I wasn't the first granddaughter on Pappy's side of the family, I was the third. So maybe his roughness got used up on the first two, but there was always a sweet spot in Pappy's heart for me. One year (I was maybe 10), I remember having Christmas at his and my grandmother's house and all the grandkids got presents of course. But after the last present was opened and the living room cleared, Pappy said, "Phyllis (my grandmother), one present didn't get opened! Niki, do you see it under the tree?" I stooped and saw nothing and told him so. Then he got that silly grin on his face and said, "What if you look IN the tree?" I circled the tree and immediately spotted a long box and pulled it out. It had my name on it! He smiled and urged me to open it and inside was a gold chain necklace that was beautiful and at 10 years old, it was the most expensive necklace I had! I ran to him with a great big hug and lots of kisses! What a happy Christmas that was, and not just because of the present, but the man behind the present. I still have it to this day and even though it is tarnished I can't bring my self to get rid of it because of the memories it holds.

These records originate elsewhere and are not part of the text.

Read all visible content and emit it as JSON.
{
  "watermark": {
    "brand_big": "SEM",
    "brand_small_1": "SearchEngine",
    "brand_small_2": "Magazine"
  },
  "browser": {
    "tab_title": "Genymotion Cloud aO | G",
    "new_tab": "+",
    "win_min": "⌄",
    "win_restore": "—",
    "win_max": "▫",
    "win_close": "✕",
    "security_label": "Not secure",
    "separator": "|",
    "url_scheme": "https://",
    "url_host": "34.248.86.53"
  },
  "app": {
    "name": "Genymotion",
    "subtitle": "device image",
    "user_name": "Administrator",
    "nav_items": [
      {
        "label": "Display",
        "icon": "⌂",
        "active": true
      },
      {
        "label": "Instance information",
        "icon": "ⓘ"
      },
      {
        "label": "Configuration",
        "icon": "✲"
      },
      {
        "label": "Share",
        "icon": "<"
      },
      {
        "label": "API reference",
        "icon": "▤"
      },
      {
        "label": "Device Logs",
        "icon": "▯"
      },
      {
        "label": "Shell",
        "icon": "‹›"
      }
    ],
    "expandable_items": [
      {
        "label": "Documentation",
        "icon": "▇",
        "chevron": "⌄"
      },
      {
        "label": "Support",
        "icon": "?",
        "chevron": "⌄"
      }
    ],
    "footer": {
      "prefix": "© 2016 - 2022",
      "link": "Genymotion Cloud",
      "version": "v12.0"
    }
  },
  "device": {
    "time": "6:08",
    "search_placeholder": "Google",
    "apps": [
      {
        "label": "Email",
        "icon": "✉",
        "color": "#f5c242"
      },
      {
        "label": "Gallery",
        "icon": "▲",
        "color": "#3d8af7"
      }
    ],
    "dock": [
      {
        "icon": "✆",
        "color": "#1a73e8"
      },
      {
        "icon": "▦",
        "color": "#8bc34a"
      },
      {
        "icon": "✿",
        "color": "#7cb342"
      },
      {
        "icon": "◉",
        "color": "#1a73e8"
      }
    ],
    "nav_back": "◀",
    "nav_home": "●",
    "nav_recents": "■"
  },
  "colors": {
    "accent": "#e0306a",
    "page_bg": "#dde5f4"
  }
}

And below is the poem my Dad once again read at his funeral that I wrote.
By Niki Vance (Rowe)
May 11, 1920 - March 24, 2001
The onery old man

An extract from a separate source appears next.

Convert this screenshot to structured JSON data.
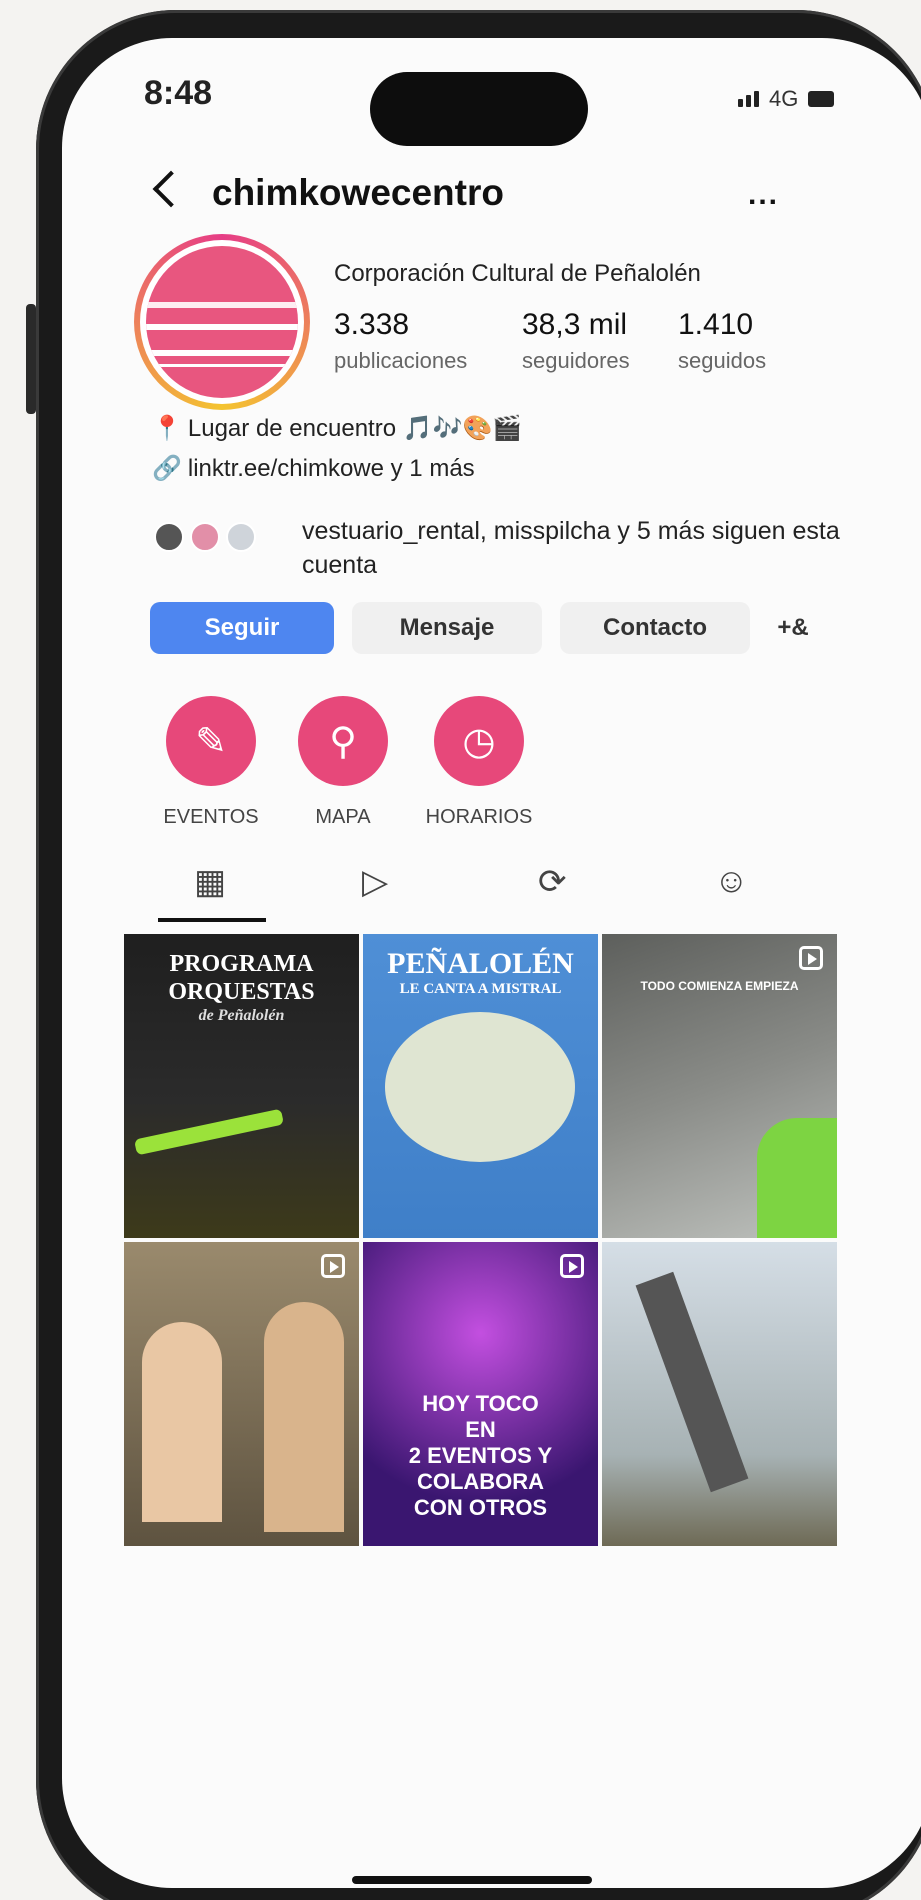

that always had a gentle hand
A present hidden in the
A smart remark for
But a sweet smile and the smell of
mint chewing tobacco whenever hugged and kissed him
He watched me grow up and
I watched him grow older and
sick -- too sick.
I watched him struggle to
walk and breathe,
but he never forgot to tell me he
loved me and be onery to everyone around him.
But that's Pappy.
The last time I saw him,
he didn't see me.
He "held" my hand and I kissed
his balding head.
And when he released his final breath,
the nurse said to him,
"You did real good Bud."
He definitely did.
His family and friends are proof.
He did real good.
This is my Pappy and he is always remembered and loved, even though he isn't on earth anymore. I know he is giving Jesus a heck of a time up in Heaven! Love you!
How come my memoirs always reduce me to tears?! I guess meaningful memories do that.